Restate, in full and unchanged, the entries that follow, but not their pictures.

--

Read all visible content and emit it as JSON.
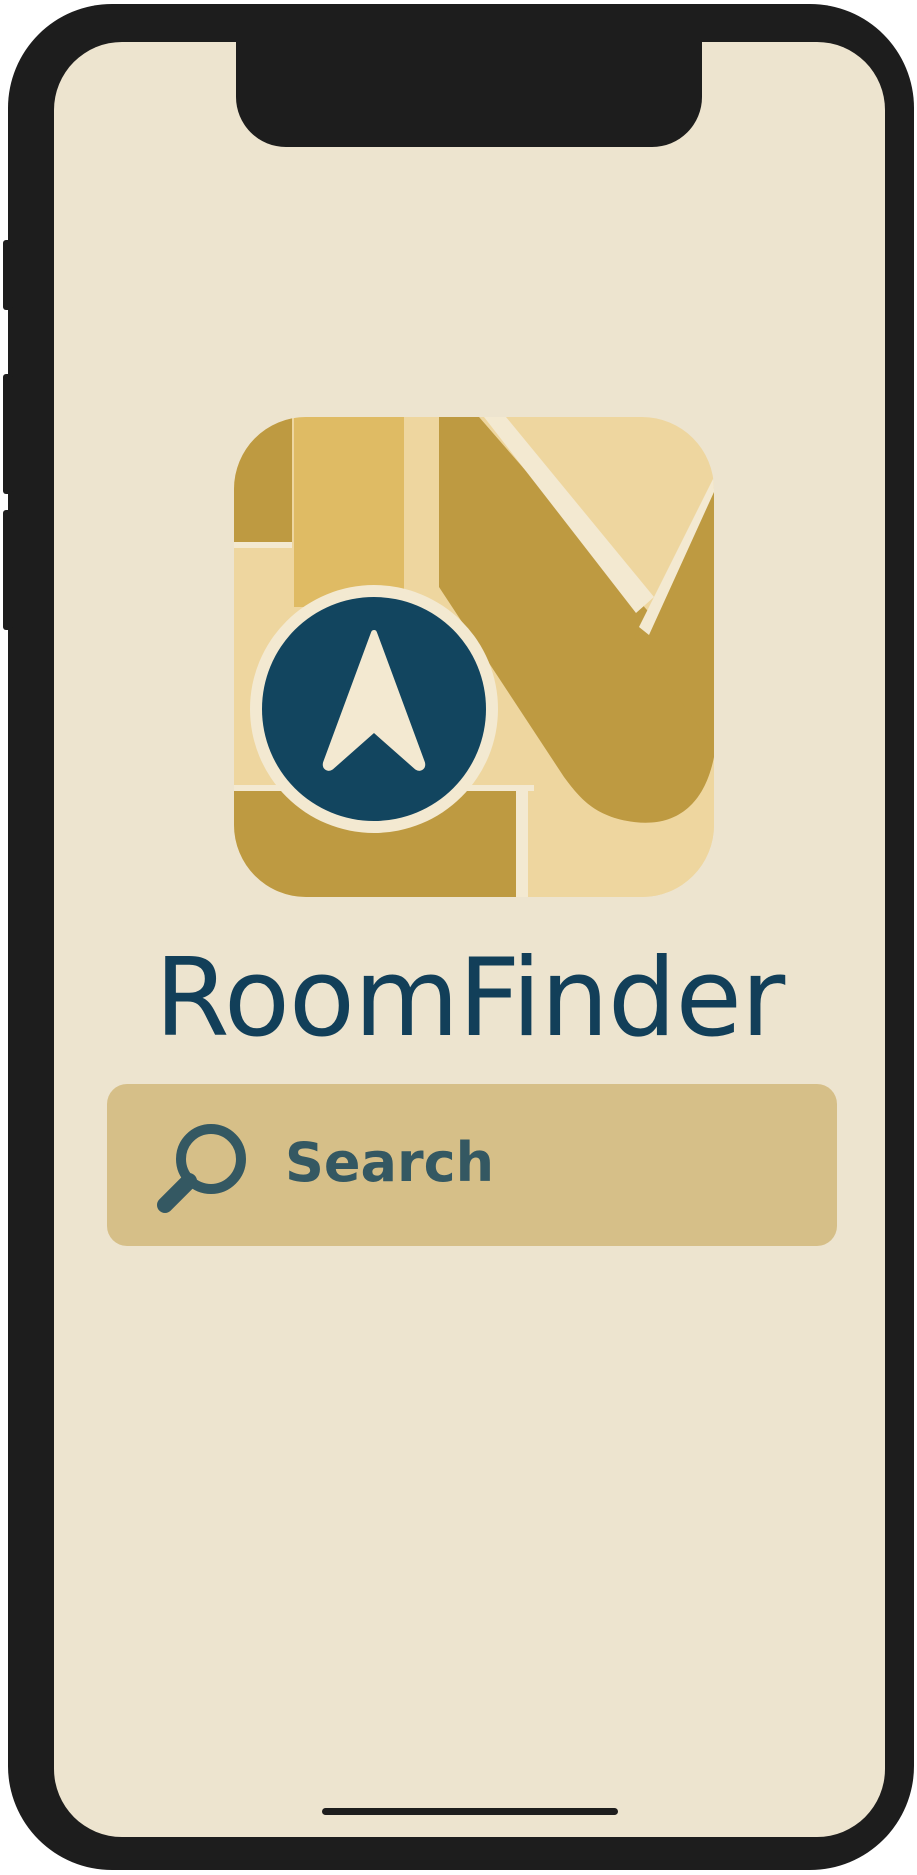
{
  "app": {
    "title": "RoomFinder"
  },
  "logo": {
    "icon": "map-navigation-arrow-icon",
    "colors": {
      "gold_dark": "#be9a41",
      "gold_mid": "#dfbb64",
      "gold_light": "#eed69f",
      "navy": "#12455f",
      "cream": "#f3e9d1"
    }
  },
  "search": {
    "placeholder": "Search",
    "icon": "search-icon"
  },
  "theme": {
    "screen_background": "#ede4cf",
    "search_background": "#d6bf88",
    "title_color": "#123f59",
    "device_frame": "#1d1d1d"
  }
}
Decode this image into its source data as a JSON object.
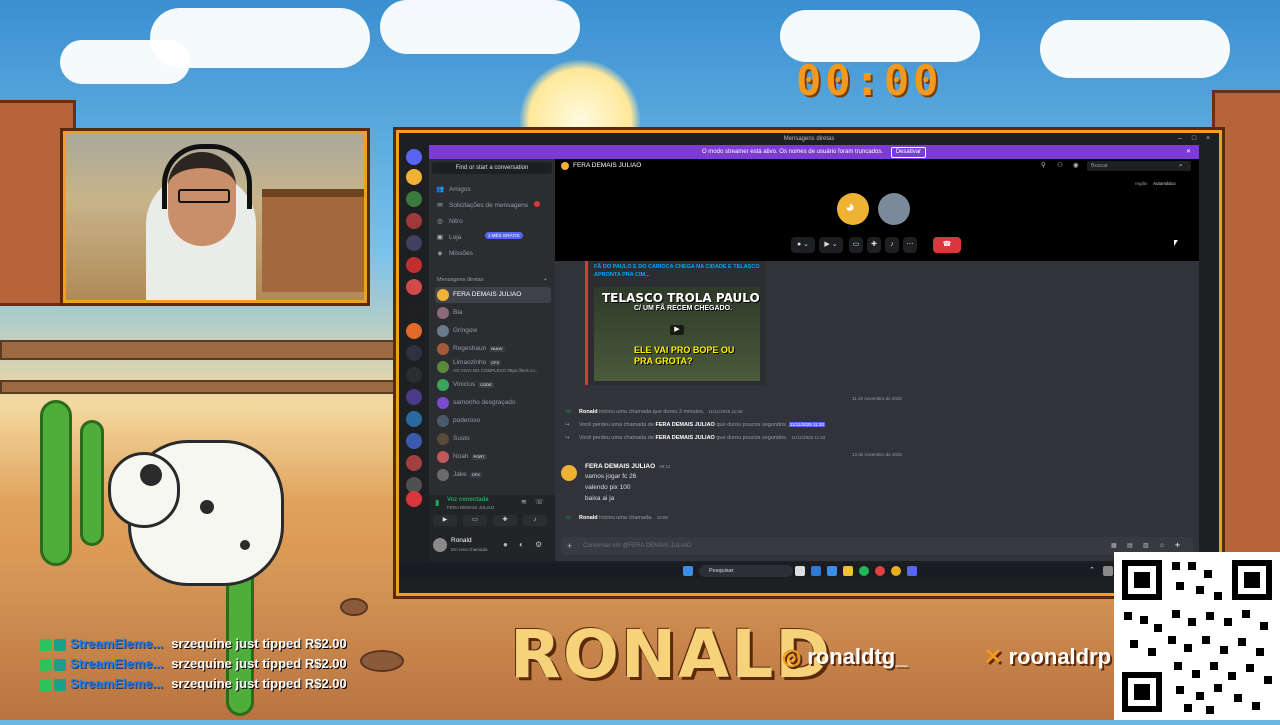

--

# [REPLY]
Read all visible content and emit it as JSON.
{
  "app": {
    "title": "RoomFinder"
  },
  "logo": {
    "icon": "map-navigation-arrow-icon",
    "colors": {
      "gold_dark": "#be9a41",
      "gold_mid": "#dfbb64",
      "gold_light": "#eed69f",
      "navy": "#12455f",
      "cream": "#f3e9d1"
    }
  },
  "search": {
    "placeholder": "Search",
    "icon": "search-icon"
  },
  "theme": {
    "screen_background": "#ede4cf",
    "search_background": "#d6bf88",
    "title_color": "#123f59",
    "device_frame": "#1d1d1d"
  }
}
Decode this image into its source data as a JSON object.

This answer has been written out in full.